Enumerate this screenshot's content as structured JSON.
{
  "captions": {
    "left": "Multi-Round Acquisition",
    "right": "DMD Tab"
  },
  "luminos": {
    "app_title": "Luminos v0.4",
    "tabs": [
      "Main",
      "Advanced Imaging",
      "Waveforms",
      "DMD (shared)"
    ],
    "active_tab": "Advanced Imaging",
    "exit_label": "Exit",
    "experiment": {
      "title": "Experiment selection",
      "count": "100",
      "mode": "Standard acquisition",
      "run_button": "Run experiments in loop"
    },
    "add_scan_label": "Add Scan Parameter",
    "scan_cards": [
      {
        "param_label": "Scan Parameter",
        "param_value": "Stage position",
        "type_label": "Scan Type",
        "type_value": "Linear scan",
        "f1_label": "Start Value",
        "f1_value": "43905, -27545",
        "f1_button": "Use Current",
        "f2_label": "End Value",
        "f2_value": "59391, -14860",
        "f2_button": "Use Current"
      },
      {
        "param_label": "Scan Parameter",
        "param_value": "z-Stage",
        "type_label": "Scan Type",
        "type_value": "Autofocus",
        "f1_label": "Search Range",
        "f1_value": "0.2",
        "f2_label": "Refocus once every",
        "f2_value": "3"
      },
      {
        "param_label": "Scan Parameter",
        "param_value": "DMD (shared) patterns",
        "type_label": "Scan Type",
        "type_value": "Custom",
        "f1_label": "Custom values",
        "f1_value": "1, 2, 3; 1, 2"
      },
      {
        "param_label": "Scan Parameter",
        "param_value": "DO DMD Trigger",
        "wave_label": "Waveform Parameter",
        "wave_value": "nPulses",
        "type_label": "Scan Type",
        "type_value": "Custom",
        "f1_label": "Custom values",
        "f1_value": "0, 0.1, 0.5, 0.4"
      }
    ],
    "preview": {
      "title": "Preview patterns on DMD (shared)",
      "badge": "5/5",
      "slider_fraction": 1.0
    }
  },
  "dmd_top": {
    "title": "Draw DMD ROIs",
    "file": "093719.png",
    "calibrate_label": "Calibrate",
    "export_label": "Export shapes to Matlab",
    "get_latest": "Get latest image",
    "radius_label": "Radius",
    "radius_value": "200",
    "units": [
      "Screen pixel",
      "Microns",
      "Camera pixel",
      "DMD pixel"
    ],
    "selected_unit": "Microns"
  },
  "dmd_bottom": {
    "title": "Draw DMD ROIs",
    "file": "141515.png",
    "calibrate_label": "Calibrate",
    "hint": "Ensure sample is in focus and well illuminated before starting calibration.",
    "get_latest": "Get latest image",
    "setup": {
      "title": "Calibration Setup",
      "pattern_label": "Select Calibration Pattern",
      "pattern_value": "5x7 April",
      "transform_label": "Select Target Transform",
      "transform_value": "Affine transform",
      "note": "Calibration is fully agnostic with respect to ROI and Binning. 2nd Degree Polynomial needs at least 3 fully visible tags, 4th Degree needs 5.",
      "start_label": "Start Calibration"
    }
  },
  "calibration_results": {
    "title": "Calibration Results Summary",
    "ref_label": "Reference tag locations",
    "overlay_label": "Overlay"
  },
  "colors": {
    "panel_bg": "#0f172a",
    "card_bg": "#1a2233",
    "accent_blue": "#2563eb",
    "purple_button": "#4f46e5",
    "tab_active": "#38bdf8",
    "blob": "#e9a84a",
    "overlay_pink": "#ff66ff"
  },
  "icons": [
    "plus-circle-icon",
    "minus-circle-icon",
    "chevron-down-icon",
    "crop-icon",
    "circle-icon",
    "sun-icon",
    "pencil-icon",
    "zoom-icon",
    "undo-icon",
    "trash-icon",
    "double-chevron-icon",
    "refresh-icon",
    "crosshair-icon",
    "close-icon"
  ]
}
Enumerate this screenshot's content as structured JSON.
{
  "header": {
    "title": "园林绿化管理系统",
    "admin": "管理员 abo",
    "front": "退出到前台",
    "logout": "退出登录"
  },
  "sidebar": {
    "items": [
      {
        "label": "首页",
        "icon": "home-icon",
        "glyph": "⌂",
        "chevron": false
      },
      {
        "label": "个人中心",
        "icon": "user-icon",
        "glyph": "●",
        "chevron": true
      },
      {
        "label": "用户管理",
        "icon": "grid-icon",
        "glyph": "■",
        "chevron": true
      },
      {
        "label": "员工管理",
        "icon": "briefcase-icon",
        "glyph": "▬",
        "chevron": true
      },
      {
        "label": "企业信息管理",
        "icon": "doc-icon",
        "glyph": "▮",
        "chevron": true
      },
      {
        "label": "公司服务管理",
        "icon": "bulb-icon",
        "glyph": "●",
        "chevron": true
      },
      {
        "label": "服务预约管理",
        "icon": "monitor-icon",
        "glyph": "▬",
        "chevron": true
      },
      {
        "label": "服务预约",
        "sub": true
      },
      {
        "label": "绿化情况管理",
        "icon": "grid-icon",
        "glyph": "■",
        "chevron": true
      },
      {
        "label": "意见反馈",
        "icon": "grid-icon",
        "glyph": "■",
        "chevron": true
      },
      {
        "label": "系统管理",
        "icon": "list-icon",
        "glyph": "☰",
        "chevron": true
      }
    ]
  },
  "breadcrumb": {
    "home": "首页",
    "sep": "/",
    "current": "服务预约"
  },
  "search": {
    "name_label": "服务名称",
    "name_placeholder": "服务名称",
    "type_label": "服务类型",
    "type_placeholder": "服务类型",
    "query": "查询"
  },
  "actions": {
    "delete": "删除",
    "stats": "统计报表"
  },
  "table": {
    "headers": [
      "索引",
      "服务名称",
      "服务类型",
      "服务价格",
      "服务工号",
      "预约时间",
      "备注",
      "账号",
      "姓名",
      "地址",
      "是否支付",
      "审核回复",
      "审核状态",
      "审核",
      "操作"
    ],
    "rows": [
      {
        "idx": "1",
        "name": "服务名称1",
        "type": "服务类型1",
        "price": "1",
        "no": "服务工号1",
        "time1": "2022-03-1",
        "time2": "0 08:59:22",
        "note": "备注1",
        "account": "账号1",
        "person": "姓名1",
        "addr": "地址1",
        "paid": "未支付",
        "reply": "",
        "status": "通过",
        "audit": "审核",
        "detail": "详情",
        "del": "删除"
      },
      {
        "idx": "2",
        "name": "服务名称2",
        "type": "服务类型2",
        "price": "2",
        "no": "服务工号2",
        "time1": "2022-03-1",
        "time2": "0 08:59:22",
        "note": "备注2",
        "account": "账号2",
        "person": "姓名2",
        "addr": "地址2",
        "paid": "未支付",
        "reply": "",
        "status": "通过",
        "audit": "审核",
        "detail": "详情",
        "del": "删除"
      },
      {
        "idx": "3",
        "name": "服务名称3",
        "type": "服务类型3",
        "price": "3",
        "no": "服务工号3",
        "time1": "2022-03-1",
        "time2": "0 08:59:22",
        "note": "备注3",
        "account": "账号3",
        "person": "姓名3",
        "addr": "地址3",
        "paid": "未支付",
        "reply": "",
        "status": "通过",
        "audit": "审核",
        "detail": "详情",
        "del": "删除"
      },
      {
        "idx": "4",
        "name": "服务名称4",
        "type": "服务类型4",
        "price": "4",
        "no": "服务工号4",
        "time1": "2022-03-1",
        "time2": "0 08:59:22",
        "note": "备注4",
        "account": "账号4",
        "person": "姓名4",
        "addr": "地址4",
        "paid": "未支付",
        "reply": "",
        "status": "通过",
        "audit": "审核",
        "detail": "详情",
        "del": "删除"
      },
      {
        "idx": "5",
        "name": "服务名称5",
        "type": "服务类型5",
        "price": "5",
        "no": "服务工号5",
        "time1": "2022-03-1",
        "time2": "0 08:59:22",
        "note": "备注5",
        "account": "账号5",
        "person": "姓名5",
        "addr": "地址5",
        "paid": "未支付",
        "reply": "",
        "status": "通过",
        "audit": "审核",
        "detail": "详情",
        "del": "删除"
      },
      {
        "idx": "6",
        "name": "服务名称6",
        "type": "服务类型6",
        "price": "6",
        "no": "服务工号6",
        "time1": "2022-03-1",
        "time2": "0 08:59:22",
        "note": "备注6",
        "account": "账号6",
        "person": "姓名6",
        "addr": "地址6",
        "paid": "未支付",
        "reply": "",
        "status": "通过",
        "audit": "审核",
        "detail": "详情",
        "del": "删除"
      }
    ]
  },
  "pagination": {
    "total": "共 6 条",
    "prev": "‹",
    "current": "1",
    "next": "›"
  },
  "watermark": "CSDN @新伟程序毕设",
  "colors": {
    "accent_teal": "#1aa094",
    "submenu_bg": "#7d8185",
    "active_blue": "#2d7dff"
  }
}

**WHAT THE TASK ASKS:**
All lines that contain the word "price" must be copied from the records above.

**OUTPUT OF THE EXERCISE:**
        "price": "1",
        "price": "2",
        "price": "3",
        "price": "4",
        "price": "5",
        "price": "6",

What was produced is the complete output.